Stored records
————————
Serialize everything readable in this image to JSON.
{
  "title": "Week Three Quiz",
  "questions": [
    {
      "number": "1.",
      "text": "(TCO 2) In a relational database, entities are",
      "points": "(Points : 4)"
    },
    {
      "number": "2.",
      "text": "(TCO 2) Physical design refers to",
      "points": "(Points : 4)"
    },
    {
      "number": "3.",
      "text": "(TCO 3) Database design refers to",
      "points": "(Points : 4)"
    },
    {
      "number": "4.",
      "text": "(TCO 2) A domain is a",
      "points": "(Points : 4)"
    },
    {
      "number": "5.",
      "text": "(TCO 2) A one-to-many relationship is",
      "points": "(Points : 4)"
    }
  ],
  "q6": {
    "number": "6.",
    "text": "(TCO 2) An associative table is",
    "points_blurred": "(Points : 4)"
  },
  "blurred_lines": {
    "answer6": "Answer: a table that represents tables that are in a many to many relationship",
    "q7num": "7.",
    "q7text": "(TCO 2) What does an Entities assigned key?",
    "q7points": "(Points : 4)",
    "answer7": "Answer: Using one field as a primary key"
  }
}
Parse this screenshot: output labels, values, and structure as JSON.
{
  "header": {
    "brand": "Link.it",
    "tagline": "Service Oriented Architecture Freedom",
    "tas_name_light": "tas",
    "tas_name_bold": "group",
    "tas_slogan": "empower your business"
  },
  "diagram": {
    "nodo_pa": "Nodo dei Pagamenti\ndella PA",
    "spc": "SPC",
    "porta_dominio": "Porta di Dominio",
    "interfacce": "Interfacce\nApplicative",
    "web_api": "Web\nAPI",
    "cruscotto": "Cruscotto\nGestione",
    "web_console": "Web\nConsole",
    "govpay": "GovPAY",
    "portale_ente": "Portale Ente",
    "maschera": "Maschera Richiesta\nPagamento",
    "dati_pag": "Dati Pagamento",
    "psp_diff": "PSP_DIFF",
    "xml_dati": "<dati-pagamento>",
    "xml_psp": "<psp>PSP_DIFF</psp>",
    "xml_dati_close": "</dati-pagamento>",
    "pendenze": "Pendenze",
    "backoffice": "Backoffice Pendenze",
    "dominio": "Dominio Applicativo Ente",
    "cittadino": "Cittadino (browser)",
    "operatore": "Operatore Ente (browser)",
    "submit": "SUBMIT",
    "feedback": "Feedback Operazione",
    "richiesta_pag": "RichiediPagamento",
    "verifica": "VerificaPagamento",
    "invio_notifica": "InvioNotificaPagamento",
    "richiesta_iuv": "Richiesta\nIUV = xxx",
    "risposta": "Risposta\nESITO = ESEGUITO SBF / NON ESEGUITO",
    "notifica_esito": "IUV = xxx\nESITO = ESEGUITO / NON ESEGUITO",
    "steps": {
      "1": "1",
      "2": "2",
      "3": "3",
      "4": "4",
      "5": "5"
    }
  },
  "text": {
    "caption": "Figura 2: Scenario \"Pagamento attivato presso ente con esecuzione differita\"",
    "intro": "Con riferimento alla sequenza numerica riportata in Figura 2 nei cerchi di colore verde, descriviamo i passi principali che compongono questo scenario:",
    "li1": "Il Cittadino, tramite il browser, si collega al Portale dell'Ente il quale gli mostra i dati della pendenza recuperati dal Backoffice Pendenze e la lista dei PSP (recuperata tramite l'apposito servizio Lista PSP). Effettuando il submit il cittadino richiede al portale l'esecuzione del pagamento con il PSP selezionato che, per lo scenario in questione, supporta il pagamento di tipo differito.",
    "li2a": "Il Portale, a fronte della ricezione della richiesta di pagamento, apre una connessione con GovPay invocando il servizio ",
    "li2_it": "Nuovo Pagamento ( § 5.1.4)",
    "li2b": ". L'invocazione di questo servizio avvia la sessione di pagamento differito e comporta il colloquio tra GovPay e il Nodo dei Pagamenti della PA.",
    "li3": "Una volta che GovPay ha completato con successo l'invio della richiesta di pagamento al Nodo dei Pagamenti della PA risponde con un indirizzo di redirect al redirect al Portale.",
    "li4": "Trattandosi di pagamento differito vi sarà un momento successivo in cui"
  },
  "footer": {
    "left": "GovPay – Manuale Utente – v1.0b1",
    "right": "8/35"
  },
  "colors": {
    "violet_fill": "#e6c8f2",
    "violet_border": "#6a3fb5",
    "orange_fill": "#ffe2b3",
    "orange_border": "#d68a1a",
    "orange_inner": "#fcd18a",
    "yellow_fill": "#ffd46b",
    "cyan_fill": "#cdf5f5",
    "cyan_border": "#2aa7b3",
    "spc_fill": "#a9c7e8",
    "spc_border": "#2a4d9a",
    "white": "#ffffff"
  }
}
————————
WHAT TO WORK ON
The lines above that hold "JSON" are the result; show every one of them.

EXERCISE OUTPUT
Serialize everything readable in this image to JSON.
Parse this screenshot: output labels, values, and structure as JSON.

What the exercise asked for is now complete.